Rome,November 2, 1766
The receipt of your two letters,2 the day before yesterday, made me extremely happy, as I will do myself the justice to say, that I feel as I ought to do every thing that concerns and is interesting to the few friends God has blessed me with. I am now almost ashamed to write to Mr. Macleane3, lest it may be thought that the desire of honouring myself with the acquaintance and connexion of the Secretary is more prevalent with me than any love for his person or sense of the favours he has conferred upon me. There is all the apparent reason in the world to be shocked at my baseness and ingratitude in never writing to him, even after he desired it; but as I have no thought of concealing any part of my conduct from you, I shall out with the truth, though I may suffer by it in your opinion. Mr. Macleane, with his usual warmth and good nature, has been often interrogating me upon my allowance,4 and insisting upon adding to it annually. He used every different mode of friendly persuasion, telling me how much it would be obliging him to have an opportunity of being serviceable to any body you interested yourselves about, and I avoided writing to him, merely to take away any opportunity of his doing what in my opinion I ought not to have accepted of. There is no longer any reason for this disagreeable conduct in me, now that I find I shall be able, with God's help, to live very happily upon about forty pounds a year, whilst in my studies; though for the present year my voyage and the buying of furniture and other necessaries, will unavoidably make it more.

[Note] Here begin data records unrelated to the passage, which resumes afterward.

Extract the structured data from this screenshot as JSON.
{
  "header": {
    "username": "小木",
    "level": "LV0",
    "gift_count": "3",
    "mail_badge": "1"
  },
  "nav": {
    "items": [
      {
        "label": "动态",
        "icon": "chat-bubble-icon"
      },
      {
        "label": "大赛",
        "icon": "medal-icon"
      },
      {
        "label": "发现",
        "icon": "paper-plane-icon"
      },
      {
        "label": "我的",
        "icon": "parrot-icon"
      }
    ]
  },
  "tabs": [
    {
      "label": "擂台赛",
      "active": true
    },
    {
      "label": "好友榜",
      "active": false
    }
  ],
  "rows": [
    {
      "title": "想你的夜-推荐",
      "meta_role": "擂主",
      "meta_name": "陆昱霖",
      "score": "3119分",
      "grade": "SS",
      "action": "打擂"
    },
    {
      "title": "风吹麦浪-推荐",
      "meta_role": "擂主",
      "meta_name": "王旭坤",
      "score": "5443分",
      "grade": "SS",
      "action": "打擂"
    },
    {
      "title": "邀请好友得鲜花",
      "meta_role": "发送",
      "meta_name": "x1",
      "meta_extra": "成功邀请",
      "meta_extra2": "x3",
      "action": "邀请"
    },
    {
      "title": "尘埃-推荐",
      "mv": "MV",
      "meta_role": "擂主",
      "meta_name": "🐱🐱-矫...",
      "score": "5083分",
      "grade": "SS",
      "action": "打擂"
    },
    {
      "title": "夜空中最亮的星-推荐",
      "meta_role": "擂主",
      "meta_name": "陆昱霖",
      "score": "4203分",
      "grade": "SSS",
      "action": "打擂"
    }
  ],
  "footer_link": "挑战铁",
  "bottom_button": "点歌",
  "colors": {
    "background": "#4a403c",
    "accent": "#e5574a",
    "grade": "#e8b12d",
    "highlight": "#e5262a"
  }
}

I am exceedingly distressed to know what to do about Lord Shelburne's letter.5 It is five or six weeks since I have left Florence,6 and did not know any thing of this letter till the day before yesterday: if you tell me by the return of the post, that it is necessary to go back to Florence and deliver it, I shall do it directly, or in a month, or two months, just as you think it may be proper. A good part of my time may be excellently employed at Florence after the antique7 and other things there, and it is but 150 miles off: the journey will not be very expensive,8 and I shall set off the very instant you appoint for it. You will be so kind as to let me know about this by the return of the post, as I perfectly agree with you in thinking that such a letter ought to be minutely attended to.
I am, dear sir,